■ **Task brief**
Across the entries below, how many lines have the word "nTrigger" in them? Respond with only the number.

Content starts

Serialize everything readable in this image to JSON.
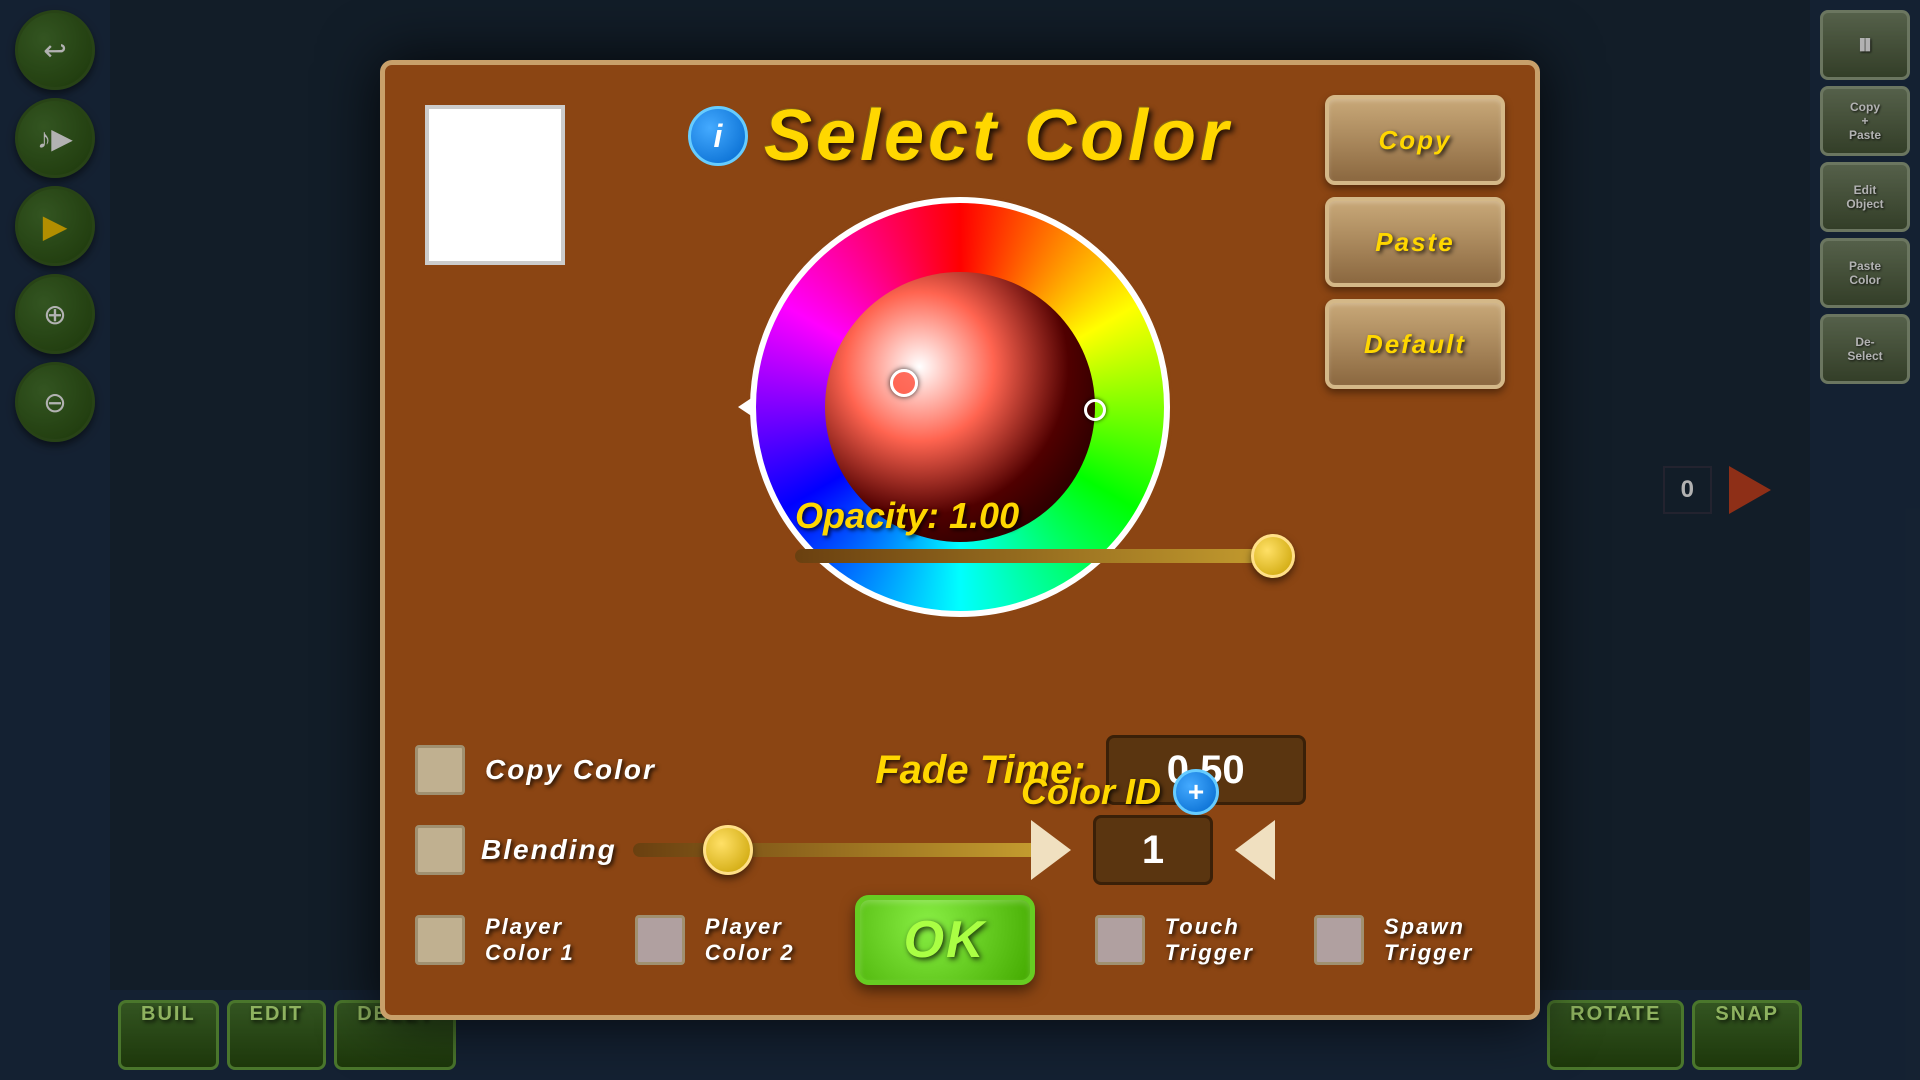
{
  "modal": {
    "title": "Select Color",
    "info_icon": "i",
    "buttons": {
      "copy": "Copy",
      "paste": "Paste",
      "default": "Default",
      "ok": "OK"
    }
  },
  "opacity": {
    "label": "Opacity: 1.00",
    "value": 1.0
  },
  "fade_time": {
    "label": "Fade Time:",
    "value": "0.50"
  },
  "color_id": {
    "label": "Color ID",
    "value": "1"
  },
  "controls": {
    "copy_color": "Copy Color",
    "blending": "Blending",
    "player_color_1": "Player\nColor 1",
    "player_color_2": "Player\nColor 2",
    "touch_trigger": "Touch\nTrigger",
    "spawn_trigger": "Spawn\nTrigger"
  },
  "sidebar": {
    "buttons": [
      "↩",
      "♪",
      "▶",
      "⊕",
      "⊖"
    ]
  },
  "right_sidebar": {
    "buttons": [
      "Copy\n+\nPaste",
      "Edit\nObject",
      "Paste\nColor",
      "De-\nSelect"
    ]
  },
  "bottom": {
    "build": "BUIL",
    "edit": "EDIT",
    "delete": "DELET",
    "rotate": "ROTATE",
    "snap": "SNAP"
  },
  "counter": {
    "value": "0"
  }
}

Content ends
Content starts

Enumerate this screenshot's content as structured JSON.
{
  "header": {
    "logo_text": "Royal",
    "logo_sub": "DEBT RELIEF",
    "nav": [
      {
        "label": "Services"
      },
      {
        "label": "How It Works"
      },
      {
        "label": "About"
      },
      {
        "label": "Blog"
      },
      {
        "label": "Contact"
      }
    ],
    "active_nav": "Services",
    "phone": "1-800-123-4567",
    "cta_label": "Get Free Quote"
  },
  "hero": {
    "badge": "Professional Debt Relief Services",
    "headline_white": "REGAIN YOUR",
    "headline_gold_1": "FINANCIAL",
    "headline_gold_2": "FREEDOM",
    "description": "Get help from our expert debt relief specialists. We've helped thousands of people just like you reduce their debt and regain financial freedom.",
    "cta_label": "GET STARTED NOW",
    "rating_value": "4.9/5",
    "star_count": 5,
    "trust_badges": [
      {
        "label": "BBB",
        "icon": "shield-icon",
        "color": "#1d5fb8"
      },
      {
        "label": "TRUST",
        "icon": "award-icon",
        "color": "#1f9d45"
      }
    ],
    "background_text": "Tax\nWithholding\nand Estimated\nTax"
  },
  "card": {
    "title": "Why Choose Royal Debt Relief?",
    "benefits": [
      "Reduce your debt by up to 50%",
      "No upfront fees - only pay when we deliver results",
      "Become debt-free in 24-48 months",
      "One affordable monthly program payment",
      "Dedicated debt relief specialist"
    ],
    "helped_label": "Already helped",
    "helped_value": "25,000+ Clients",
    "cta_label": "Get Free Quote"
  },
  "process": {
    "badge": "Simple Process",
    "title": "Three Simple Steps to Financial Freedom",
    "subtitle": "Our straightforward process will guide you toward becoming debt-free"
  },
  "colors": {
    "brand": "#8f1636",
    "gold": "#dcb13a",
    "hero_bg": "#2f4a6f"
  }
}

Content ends

■ **Written answer**
2